      Then I do a rough outline of the major turning points. I do this before every story to get a sense of what the overall plot will be. That lets me see the general sense of the plot and if I have enough goals and conflicts to fill the novel.

      After that, I write a summary that goes from opening scene to end scene. I flesh out the steps between those major plot points.

      Some of these aspects will be rougher than others, but I can easily tell where I’m still weak on plot.

      I also spend more time on the ending. I’ve learned that if I don’t know what my ending is, the whole book is harder to write.

      At the risk of sounding sales-y, you might look at my book, Planning Your Novel. It’ll take you step by step through the whole process and give you all kinds of exercises and questions to help you plot and develop your novel. You’re exactly the type of writer I wrote it for 🙂

      Posted by janice | March 14, 2017, 6:13 am
  8. Hi Janice,

    I reread my unfinished manuscripts last month, and I just wanted to start rewriting right away. I wish I had more time to devote to writing at the moment. These stories are still in my head. Every day. I do mental rewrites, so I guess that means I’m not ready to give up on them. I realize now that I wasn’t experienced enough to deal with the problems I encountered with the early manuscripts. I got hung up on ‘rules’ and stuff like where the turning points should be instead of letting the story unfold on its own. Stepping away for a (long) while really helps.

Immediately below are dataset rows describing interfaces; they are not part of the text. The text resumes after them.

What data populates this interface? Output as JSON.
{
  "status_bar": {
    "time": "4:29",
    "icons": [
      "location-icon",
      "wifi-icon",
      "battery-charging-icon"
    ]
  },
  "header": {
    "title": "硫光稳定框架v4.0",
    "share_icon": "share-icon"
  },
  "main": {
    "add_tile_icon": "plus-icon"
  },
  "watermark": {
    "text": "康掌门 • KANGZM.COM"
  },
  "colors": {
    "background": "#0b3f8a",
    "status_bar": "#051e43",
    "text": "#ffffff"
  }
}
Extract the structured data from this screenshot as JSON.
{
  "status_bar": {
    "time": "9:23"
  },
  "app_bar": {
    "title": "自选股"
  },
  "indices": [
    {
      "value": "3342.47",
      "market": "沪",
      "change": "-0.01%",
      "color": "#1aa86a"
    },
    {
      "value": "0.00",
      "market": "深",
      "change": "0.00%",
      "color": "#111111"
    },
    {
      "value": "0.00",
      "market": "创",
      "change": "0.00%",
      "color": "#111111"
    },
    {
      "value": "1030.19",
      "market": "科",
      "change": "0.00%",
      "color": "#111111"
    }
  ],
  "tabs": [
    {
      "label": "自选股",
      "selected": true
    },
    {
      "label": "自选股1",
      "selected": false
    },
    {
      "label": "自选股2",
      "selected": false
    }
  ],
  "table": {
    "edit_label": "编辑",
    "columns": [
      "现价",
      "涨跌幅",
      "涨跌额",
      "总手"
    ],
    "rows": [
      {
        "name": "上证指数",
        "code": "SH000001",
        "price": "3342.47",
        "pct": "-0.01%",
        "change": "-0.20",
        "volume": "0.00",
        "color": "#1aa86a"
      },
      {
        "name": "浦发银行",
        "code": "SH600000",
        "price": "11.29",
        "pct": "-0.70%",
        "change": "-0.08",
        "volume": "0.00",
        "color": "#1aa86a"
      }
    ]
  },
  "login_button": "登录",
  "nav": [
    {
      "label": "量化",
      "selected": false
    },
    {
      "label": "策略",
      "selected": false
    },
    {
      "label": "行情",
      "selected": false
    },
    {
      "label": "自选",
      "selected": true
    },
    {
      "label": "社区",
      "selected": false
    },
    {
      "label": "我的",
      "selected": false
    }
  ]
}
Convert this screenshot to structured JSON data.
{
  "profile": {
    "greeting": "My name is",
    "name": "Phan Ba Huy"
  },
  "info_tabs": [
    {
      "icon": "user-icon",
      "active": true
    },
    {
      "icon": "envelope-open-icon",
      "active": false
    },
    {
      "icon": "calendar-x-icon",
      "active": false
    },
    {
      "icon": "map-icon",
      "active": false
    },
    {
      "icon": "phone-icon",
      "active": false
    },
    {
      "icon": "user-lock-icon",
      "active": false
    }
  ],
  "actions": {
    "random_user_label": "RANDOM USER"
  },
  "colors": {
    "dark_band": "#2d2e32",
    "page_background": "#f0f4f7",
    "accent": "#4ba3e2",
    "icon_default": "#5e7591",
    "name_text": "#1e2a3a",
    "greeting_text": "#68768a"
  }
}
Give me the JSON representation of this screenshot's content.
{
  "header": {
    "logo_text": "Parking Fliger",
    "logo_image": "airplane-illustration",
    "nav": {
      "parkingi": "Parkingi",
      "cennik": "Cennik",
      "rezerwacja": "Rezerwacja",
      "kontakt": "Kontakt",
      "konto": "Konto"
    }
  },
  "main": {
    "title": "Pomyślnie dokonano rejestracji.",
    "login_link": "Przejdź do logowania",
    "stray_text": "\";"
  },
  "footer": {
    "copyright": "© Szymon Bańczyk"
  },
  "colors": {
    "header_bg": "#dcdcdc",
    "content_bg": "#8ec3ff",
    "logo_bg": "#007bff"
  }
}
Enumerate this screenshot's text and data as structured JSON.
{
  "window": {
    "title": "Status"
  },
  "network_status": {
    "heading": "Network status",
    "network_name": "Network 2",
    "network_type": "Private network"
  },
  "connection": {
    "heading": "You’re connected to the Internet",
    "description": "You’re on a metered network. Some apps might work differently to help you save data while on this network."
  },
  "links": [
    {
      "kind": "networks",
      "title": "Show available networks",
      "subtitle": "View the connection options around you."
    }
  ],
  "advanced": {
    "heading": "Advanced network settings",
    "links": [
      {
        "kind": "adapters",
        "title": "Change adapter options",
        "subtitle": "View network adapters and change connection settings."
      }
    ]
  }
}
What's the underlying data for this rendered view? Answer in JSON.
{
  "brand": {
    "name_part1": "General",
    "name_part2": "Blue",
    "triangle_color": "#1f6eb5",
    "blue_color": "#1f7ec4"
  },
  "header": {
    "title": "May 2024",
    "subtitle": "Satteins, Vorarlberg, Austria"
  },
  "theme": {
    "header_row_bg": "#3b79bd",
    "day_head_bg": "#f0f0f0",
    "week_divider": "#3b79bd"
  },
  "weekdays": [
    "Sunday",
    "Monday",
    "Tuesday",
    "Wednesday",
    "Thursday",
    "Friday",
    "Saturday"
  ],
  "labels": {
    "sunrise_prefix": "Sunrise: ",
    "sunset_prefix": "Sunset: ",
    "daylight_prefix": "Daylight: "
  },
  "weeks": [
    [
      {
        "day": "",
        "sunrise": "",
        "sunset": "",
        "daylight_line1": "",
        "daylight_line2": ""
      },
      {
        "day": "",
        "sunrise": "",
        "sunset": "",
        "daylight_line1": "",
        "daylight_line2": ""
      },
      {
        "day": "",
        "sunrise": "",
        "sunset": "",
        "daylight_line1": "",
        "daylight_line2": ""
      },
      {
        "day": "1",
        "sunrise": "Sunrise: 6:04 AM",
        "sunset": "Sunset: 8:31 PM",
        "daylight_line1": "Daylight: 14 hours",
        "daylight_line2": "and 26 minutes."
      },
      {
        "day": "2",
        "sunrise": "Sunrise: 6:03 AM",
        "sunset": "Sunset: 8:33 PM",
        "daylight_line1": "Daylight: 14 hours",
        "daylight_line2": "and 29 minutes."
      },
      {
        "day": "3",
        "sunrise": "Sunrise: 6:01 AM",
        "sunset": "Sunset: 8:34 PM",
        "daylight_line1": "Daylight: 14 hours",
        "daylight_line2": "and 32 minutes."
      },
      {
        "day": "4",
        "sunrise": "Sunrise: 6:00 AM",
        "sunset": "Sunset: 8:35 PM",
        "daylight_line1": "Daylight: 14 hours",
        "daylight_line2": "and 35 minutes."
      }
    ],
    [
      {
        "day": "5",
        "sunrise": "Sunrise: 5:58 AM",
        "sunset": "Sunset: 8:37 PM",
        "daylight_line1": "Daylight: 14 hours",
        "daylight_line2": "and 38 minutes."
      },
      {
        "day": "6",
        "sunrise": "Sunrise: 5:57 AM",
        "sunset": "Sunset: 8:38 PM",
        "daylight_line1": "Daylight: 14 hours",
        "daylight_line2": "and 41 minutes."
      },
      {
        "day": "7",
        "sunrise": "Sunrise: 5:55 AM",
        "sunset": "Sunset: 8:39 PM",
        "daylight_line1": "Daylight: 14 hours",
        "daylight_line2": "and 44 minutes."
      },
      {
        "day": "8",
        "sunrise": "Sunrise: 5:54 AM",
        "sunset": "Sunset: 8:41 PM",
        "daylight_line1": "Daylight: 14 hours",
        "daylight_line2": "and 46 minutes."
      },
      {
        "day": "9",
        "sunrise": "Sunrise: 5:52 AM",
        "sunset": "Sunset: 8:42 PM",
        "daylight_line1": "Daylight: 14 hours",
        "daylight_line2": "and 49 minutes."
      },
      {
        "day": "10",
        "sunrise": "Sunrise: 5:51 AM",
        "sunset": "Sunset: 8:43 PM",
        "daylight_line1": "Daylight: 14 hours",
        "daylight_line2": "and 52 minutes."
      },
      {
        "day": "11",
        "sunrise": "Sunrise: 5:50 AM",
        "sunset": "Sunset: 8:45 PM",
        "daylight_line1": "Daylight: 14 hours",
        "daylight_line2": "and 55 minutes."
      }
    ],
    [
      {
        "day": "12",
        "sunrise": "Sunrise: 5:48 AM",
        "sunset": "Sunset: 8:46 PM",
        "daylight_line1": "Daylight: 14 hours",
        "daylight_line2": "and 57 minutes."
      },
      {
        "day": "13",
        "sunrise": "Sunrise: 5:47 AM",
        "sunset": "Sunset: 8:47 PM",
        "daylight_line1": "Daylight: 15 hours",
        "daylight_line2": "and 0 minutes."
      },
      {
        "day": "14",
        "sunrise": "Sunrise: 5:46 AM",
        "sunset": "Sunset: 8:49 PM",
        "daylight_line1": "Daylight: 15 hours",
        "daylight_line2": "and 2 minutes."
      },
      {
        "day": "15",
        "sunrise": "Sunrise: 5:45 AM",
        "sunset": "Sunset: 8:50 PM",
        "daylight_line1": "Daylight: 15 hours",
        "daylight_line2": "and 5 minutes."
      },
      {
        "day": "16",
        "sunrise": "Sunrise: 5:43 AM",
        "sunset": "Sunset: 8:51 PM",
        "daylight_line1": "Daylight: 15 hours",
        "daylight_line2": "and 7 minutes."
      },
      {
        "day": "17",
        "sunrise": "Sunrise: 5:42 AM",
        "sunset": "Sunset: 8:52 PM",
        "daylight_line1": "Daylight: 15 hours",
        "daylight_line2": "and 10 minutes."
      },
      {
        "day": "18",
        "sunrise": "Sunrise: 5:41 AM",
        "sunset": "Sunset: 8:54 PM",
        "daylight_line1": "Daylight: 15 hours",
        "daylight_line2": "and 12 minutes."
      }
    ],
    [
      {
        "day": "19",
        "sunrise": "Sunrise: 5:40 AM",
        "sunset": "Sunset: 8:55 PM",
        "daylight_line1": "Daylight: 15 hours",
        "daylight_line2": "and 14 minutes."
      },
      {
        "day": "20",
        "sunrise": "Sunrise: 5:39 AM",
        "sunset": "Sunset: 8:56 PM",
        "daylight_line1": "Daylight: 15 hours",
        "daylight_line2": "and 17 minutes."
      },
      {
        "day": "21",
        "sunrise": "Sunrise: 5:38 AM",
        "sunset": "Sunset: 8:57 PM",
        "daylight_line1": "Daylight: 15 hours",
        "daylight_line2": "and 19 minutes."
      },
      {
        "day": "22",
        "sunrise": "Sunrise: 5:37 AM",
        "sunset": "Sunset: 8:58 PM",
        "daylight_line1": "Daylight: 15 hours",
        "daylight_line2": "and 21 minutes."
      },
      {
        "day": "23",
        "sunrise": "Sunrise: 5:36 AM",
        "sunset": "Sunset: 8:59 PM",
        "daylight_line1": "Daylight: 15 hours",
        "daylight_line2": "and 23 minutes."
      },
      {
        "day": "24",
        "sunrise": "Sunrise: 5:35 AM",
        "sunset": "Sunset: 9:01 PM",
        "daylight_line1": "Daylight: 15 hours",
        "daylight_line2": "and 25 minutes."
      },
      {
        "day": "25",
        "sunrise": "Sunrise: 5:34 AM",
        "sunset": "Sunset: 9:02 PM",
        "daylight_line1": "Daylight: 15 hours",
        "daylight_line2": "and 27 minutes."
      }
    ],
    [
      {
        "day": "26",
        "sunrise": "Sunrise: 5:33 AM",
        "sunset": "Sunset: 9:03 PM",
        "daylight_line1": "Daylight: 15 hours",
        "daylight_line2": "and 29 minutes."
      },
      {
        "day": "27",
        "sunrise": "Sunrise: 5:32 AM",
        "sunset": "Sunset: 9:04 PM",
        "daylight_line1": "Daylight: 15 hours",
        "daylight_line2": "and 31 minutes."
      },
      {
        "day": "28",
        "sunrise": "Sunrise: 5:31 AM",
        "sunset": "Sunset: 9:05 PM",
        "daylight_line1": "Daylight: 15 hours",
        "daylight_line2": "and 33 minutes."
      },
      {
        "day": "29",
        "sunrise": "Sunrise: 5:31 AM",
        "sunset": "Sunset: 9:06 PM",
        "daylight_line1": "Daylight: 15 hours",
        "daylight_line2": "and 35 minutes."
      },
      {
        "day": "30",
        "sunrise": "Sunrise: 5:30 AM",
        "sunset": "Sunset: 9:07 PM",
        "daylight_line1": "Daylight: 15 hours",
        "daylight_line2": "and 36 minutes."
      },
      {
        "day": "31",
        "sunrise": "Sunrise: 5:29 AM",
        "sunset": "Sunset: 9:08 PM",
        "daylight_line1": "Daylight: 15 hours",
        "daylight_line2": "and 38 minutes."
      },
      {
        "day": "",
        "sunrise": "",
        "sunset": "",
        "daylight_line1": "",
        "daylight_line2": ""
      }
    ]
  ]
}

    Posted by Jennifer Tanner | March 14, 2017, 2:36 am
    • It really does, and I’m glad you got your needed perspective and skills to allow you to go back to them. Hope this time around those manuscripts work themselves out and you’re happy with the finished book!

      Good luck 🙂

      Posted by janice | March 14, 2017, 6:15 am
  9. Wow. Talk about timely. This article came to me exactly when I needed it. I have three books out in the world (a YA series) and have been working on the 4th for almost 2 years now. It is just NOT working. So much so, that I am at the point where I’m wondering if there even NEEDS to be a 4th book in the series. I have lost my love for this book and sitting down to write feels like I’m facing a root canal or something equally heinous. I took three months off from it, but came back feeling ever more frustrated. In the wings, however, I have TWO partly written YA manuscripts (unrelated) that are calling to me. Calling very loud! Maybe it’s that crazy work ethic thing, but I feel that if I quit my troublesome book #4, I am failing. You have given me things to think about. It may just be time to call it quits with this WIP. Time for the big break up. After all, if I’m not excited about it, how can I expect my readers to be. Great post. Thank you!

    Posted by Carol Anne Shaw | March 19, 2017, 2:35 pm
    • Oh good! I love when that happens.

      I’d say quit book 4. Go write the other two 🙂 (Unless you’re under contract, then you’d probably want to talk to your editor about that).

      Anything that’s causing you that much stress does not belong in your life right now. You can always go back to it if you want to, or you might realize after finishing the other two that you have a much better idea for book 4 that actually excites you.

      Best of luck! Sending good writing vibes your way.

      Posted by janice | March 22, 2017, 1:43 pm


  1. […] Should You Give Up on Your Novel and Write Something New? […]

Post a comment

Upcoming Posts





Follow Us